**EXERCISE REQUIREMENTS:** Your job here is to restate every record exactly, pictures excluded.

**MATERIAL FOR THIS TASK:**
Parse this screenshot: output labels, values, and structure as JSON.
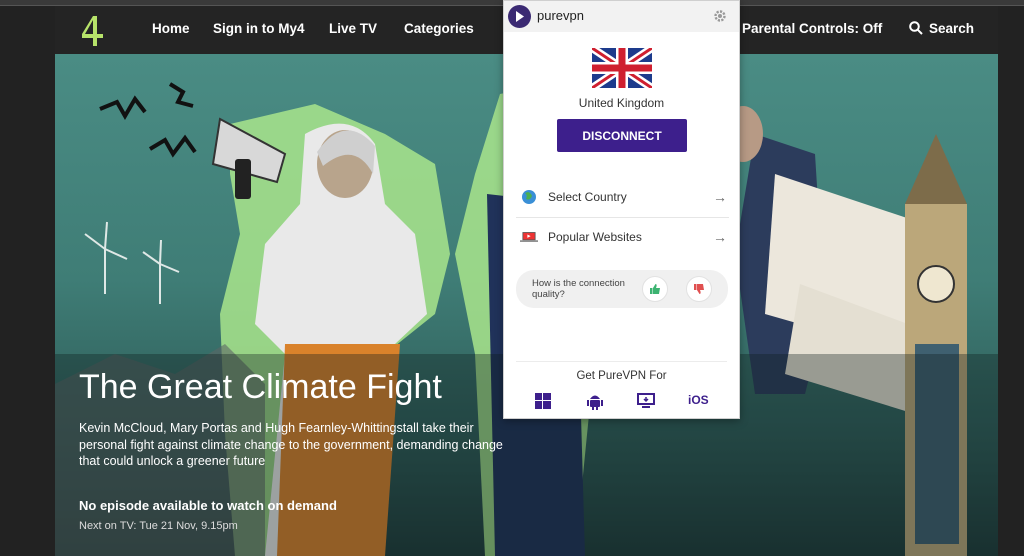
{
  "nav": {
    "logo_icon": "channel4-logo-icon",
    "items": [
      "Home",
      "Sign in to My4",
      "Live TV",
      "Categories"
    ],
    "parental_controls": "Parental Controls: Off",
    "search_label": "Search"
  },
  "hero": {
    "title": "The Great Climate Fight",
    "description": "Kevin McCloud, Mary Portas and Hugh Fearnley-Whittingstall take their personal fight against climate change to the government, demanding change that could unlock a greener future",
    "availability": "No episode available to watch on demand",
    "next_on_tv": "Next on TV: Tue 21 Nov, 9.15pm"
  },
  "vpn": {
    "brand": "purevpn",
    "country": "United Kingdom",
    "disconnect_label": "DISCONNECT",
    "menu": [
      {
        "label": "Select Country",
        "icon": "globe-icon"
      },
      {
        "label": "Popular Websites",
        "icon": "laptop-icon"
      }
    ],
    "feedback_question": "How is the connection quality?",
    "get_for_label": "Get PureVPN For",
    "platforms": [
      "windows-icon",
      "android-icon",
      "desktop-icon",
      "iOS"
    ],
    "ios_label": "iOS",
    "colors": {
      "accent": "#3d1f8c",
      "thumb_up": "#3cb371",
      "thumb_down": "#e05050"
    }
  }
}
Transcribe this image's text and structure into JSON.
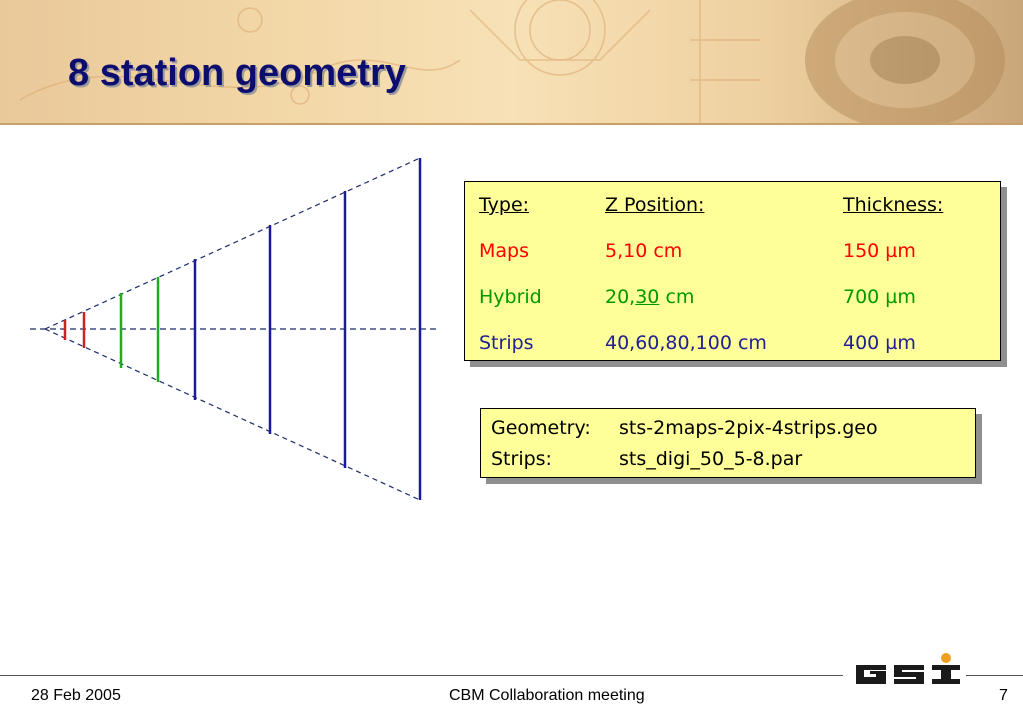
{
  "slide": {
    "title": "8 station geometry",
    "header_background_colors": [
      "#e9c89a",
      "#f7e1b6",
      "#c9a67a"
    ],
    "title_color": "#0c0d6e"
  },
  "diagram": {
    "description_icon": "detector-station-cone",
    "station_colors": {
      "maps": "#cc2222",
      "hybrid": "#22aa22",
      "strips": "#1a1a9a"
    }
  },
  "table": {
    "headers": [
      "Type:",
      "Z Position:",
      "Thickness:"
    ],
    "rows": [
      {
        "type": "Maps",
        "z_before": "5,10 cm",
        "z_under": "",
        "z_after": "",
        "thickness": "150 µm",
        "color": "#ff0000"
      },
      {
        "type": "Hybrid",
        "z_before": "20,",
        "z_under": "30",
        "z_after": " cm",
        "thickness": "700 µm",
        "color": "#009900"
      },
      {
        "type": "Strips",
        "z_before": "40,60,80,100 cm",
        "z_under": "",
        "z_after": "",
        "thickness": "400 µm",
        "color": "#202090"
      }
    ],
    "box_color": "#ffff99"
  },
  "files": {
    "geometry_label": "Geometry:",
    "geometry_value": "sts-2maps-2pix-4strips.geo",
    "strips_label": "Strips:",
    "strips_value": "sts_digi_50_5-8.par"
  },
  "footer": {
    "date": "28 Feb 2005",
    "event": "CBM Collaboration meeting",
    "page": "7",
    "logo_text": "GSI"
  }
}
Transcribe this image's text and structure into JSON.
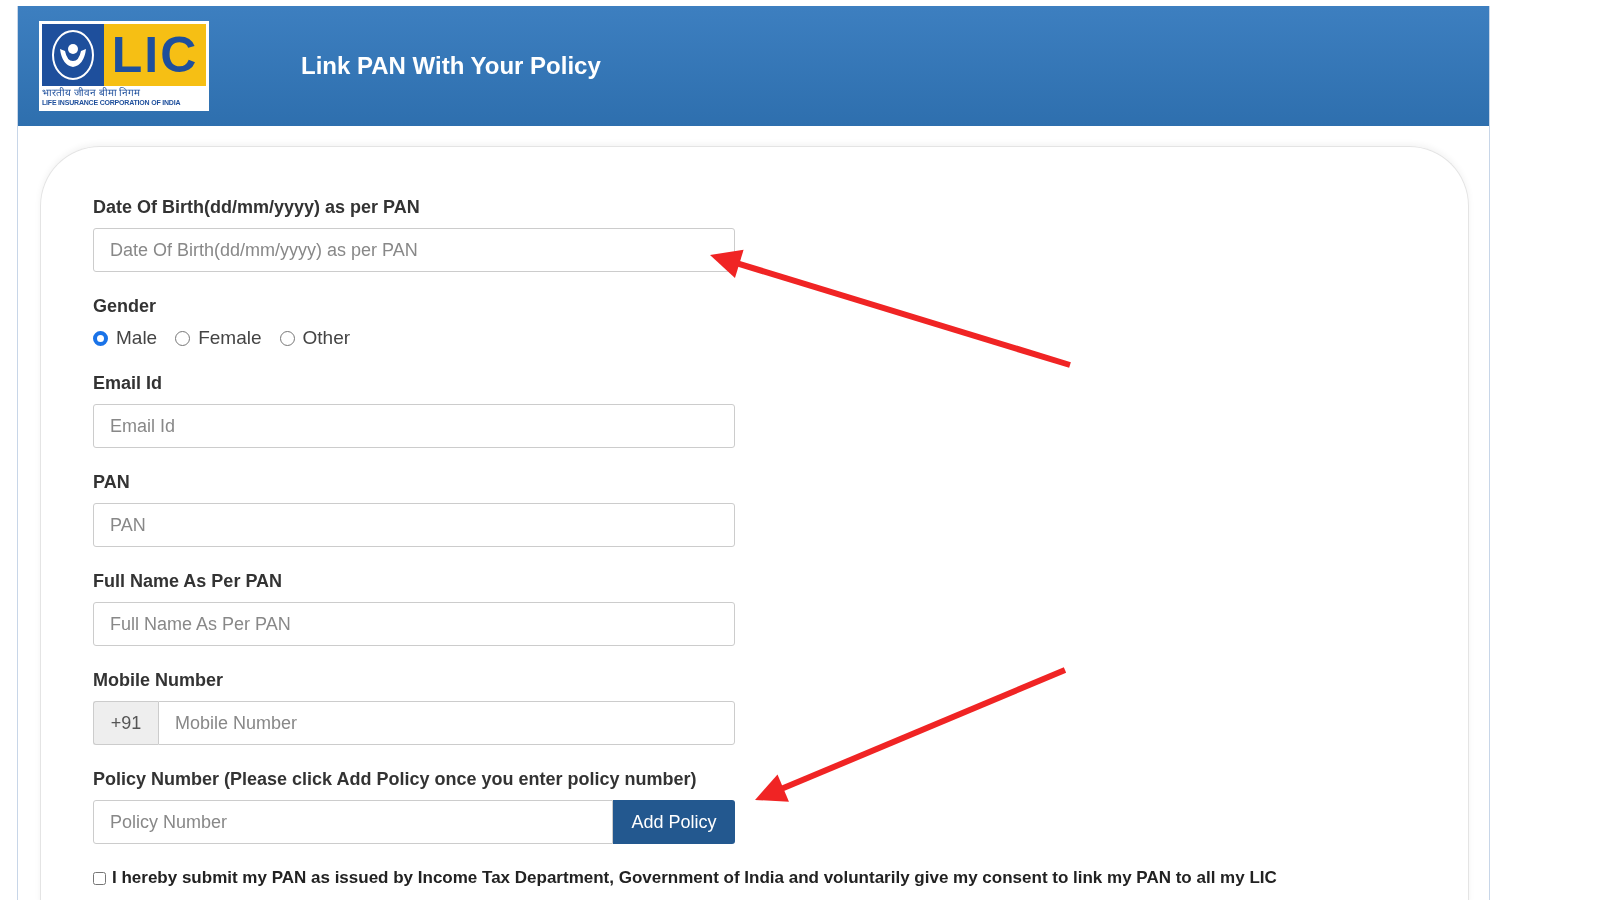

**RESPONSE TO THIS TASK:**
Parse this screenshot: output labels, values, and structure as JSON.
{
  "nav": {
    "logo_icon": "channel4-logo-icon",
    "items": [
      "Home",
      "Sign in to My4",
      "Live TV",
      "Categories"
    ],
    "parental_controls": "Parental Controls: Off",
    "search_label": "Search"
  },
  "hero": {
    "title": "The Great Climate Fight",
    "description": "Kevin McCloud, Mary Portas and Hugh Fearnley-Whittingstall take their personal fight against climate change to the government, demanding change that could unlock a greener future",
    "availability": "No episode available to watch on demand",
    "next_on_tv": "Next on TV: Tue 21 Nov, 9.15pm"
  },
  "vpn": {
    "brand": "purevpn",
    "country": "United Kingdom",
    "disconnect_label": "DISCONNECT",
    "menu": [
      {
        "label": "Select Country",
        "icon": "globe-icon"
      },
      {
        "label": "Popular Websites",
        "icon": "laptop-icon"
      }
    ],
    "feedback_question": "How is the connection quality?",
    "get_for_label": "Get PureVPN For",
    "platforms": [
      "windows-icon",
      "android-icon",
      "desktop-icon",
      "iOS"
    ],
    "ios_label": "iOS",
    "colors": {
      "accent": "#3d1f8c",
      "thumb_up": "#3cb371",
      "thumb_down": "#e05050"
    }
  }
}
Transcribe this image's text and structure into JSON.
{
  "slide": {
    "title": "8 station geometry",
    "header_background_colors": [
      "#e9c89a",
      "#f7e1b6",
      "#c9a67a"
    ],
    "title_color": "#0c0d6e"
  },
  "diagram": {
    "description_icon": "detector-station-cone",
    "station_colors": {
      "maps": "#cc2222",
      "hybrid": "#22aa22",
      "strips": "#1a1a9a"
    }
  },
  "table": {
    "headers": [
      "Type:",
      "Z Position:",
      "Thickness:"
    ],
    "rows": [
      {
        "type": "Maps",
        "z_before": "5,10 cm",
        "z_under": "",
        "z_after": "",
        "thickness": "150 µm",
        "color": "#ff0000"
      },
      {
        "type": "Hybrid",
        "z_before": "20,",
        "z_under": "30",
        "z_after": " cm",
        "thickness": "700 µm",
        "color": "#009900"
      },
      {
        "type": "Strips",
        "z_before": "40,60,80,100 cm",
        "z_under": "",
        "z_after": "",
        "thickness": "400 µm",
        "color": "#202090"
      }
    ],
    "box_color": "#ffff99"
  },
  "files": {
    "geometry_label": "Geometry:",
    "geometry_value": "sts-2maps-2pix-4strips.geo",
    "strips_label": "Strips:",
    "strips_value": "sts_digi_50_5-8.par"
  },
  "footer": {
    "date": "28 Feb 2005",
    "event": "CBM Collaboration meeting",
    "page": "7",
    "logo_text": "GSI"
  }
}
Transcribe this image's text and structure into JSON.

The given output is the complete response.